Less than two years after the NLC coup that overthrew Nkrumah, its Chairman, Lt Gen. Ankrah, was pressured by his colleagues in government to step down because he had collected GH¢6,000 bribe from a Nigerian businessman, Nzeribe; three years after overthrowing Busia’s Progress Party government for devaluing the cedi, General Acheampong’s NRC devalued the currency; Rawlings killed the generals for corruption and declared “One House, One Toilet” but at the time of his death, he was in a house with multiple WCs and he had allegedly taken a bribe from Nigeria’s General Abacha.

My case is simple: Ghana does not need a military ruler, no matter how hard life is now.

Roads minister

Now to the Minister of Roads.

I agree with the NPP General Secretary, John Buadu, that GH¢78 million from road tolls is pittance compared with the GH¢6.9bn expected from the E-Levy.

Should that, however, be the reason a Roads Minister would rush to close down all tollbooths in Ghana within 24 hours of the 2022 Budget presentation?

It’s been five months since the tollbooths were closed.

Is it inconceivable that five months revenues from them could buy tables and chairs for hundreds of schoolchildren who sit in dust on bare earth or go to schools under trees?

The Ewes say the fool is the man who throws away the water in his pot just because he has seen signs of rain.

John Agyekum Kufuor was right in repeating the words of Jesus Christ, that the poor will always be with us.

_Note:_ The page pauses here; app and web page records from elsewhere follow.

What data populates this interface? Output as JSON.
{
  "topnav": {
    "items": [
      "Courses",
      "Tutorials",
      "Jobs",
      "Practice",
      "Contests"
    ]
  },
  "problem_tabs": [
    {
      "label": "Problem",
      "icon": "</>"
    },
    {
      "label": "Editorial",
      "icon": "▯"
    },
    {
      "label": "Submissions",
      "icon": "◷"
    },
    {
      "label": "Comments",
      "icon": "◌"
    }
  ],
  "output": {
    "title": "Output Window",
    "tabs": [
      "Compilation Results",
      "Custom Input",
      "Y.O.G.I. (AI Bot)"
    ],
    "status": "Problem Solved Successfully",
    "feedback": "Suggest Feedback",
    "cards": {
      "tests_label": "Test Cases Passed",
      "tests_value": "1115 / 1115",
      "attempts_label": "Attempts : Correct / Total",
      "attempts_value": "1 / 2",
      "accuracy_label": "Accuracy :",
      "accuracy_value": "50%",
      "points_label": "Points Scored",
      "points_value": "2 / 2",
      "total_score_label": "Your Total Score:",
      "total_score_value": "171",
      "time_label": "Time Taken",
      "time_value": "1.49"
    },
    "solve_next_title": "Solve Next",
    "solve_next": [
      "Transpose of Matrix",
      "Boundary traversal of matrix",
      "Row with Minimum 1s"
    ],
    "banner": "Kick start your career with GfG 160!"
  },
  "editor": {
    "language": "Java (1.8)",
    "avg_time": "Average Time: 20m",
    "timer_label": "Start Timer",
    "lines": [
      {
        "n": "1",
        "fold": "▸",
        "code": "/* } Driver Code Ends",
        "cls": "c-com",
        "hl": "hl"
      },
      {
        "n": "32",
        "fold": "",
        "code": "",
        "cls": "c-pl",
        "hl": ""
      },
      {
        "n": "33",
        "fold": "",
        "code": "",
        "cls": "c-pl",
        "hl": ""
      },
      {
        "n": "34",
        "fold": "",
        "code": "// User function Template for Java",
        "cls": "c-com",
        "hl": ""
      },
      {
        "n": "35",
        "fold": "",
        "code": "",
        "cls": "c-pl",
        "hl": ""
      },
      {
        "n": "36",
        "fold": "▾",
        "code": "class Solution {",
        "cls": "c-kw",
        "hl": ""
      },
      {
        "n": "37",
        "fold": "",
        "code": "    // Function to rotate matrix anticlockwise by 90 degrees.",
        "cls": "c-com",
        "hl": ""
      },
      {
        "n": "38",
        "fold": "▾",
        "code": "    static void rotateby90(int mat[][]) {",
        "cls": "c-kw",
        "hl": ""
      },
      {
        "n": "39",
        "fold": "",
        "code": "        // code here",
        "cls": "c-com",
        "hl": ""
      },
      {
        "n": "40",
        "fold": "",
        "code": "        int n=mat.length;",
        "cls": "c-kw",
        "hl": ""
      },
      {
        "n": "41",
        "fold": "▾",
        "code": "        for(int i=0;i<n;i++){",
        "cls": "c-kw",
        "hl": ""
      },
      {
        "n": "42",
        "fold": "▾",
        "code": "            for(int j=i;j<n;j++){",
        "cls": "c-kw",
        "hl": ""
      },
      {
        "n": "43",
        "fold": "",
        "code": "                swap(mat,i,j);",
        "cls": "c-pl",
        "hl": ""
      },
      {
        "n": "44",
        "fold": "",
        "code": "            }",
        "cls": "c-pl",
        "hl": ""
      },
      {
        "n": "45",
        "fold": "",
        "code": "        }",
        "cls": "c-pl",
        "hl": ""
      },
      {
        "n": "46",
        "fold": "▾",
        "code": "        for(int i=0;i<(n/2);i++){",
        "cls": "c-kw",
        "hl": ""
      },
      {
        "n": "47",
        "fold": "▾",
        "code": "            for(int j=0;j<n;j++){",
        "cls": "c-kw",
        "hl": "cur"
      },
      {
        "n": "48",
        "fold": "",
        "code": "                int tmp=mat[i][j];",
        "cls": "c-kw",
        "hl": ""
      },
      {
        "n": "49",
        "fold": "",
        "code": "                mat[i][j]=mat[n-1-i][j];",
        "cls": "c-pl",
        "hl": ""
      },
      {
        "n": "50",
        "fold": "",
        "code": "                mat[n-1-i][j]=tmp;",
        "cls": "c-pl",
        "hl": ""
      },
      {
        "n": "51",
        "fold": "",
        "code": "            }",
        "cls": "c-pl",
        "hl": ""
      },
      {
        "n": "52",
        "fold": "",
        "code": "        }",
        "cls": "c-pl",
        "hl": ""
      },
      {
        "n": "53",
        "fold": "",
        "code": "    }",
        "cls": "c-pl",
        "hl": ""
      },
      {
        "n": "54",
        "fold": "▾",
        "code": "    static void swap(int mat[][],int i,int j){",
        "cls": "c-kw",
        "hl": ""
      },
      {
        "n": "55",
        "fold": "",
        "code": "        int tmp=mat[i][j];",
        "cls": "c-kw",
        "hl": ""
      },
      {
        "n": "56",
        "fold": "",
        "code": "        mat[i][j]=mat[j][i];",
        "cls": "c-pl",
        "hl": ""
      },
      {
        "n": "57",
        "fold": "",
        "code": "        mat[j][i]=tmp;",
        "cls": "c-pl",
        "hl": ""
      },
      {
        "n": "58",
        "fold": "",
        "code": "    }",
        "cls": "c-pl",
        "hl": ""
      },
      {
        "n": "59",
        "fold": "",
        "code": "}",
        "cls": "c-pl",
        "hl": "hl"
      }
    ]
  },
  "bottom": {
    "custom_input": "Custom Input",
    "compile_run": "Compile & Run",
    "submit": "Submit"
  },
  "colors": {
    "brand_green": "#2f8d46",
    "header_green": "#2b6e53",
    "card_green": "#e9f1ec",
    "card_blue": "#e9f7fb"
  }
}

An American evangelist in the 1980s used to advise that “the only way to help the poor is not be poor yourself”.

He was so wealthy he had an entire wardrobe for neck ties, a wardrobe for suits and rack upon rack of shoes, yet he never gave alms.

The Roads Minister has no poor man in his family.